My Comic Book Guy friend defended Whedon hotly on this score, claiming that Whedon was going about world-building in a radically different way, but the defense seemed to rely on the possibility of further episodes. It's funny: we met up in the Barnes & Noble SF section and both claimed a lack of interest in long-ranging SF series.

If someone turns Mieville's novels into movies, then I'll go to the mat. For now, I'm willing to say: fun space opera, worth seeing if you appreciate broken-down spaceships, and there are a few touches in the movie that suggest something much more than the pop-culture that it inhabits. Pursuing those touches, however, would take away somewhat from the pop-culture perfection that this movie has just almost attained.

5 Comments:

Blogger rilkefan:

Mieville?

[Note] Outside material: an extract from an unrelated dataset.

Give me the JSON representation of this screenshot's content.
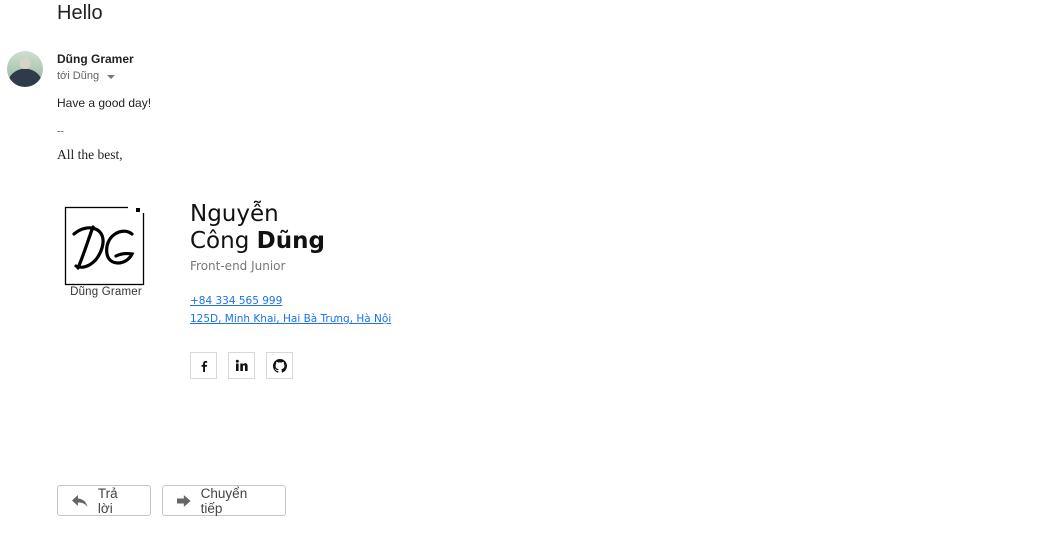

Thought the first one started ok but became awful to the point that I reassessed liking the beginning...

10/11/2005 01:29:00 AM  
Blogger Jackmormon:

Ok, kiddo, you're going to have to get specific here, and quick-time.

I'll admit that Perdido St. Stn. is more generic SF than the later novels (while I recognize that "Iron Coouncil" is the break-through achievement I still prefer "The Scar," but I'll still go to bat for the first. So, would you like to pick a fight? Let's go.

10/11/2005 11:02:00 PM  
Blogger rilkefan:

Fortunately for me I can't remember PSS very well. Mostly what stands out is a sense of reading some extraordinarily pretentious self-indulgent awful sentences, a feeling of horror at the junk-yard computer cliche, a growing annoyance at the side-tracking of the something-or-other character and then revulsion at the author's use of her, and finally a scornful amusement at the hawk-guy's mawkish story. Clearly Peake was a genius, and less- or (as in this case) much-less-talented writers should not take him as a model. See Michael Moorcock's _Gloriana_ for an honorable failure in the post-Gormenghast mode.

10/12/2005 12:58:00 AM  
Blogger Jackmormon:

I'll admit that the bird-man story was the weakest link in PSS. His interior dialogue suffered the worst purple prose, and the subplot about who gets to judge his guilt didn't really hold me.

The treatment of Lin, and especially the plot-twist that just ravages her, is a much trickier proposition. It's just vicious, incommensurate, and that made it interesting to me. Mieville talked to readers appalled by Lin's fate here (scroll down to section 2.2)

What I really enjoy in Mieville's stuff is how he treats his cities as social and economic webs, although that sounds very pretentious as well. Since you obviously didn't like him at all, it's hard to see how to go to bat for him. But really, check out the later novels; The Scar has--to me--a much more compelling protagonist (b/c she's cold, proud, unlovable, and not particularly powerful), and Iron Council is just something else. Check out the Crooked Timber seminar linked to above for more sustained rah-rah-ism. Mieville's gradually been moving away from first-person pseudo-lyricism: a positive development.

I remember reading Gloriana many years ago, but perhaps I should pick it back up since I've no memory of its being particularly much of anything.

10/13/2005 05:22:00 PM  
Blogger rilkefan:

_Gloriana_ is ok - some fine sentences and bright scenes - I meant to draw the contrast. _Gormenghast_ and _Titus Groan_, whatever their frustrations, are (in my view) in another world of quality. My favorite work by Moorcock is _The Warhound and the World's Pain_, a novel that uses Moorcock's erudition and imagination in a richer way.

Anyway, ok, I'll be less closed to the Mieville idea in future.

10/15/2005 07:13:00 PM  

Post a Comment

<< Home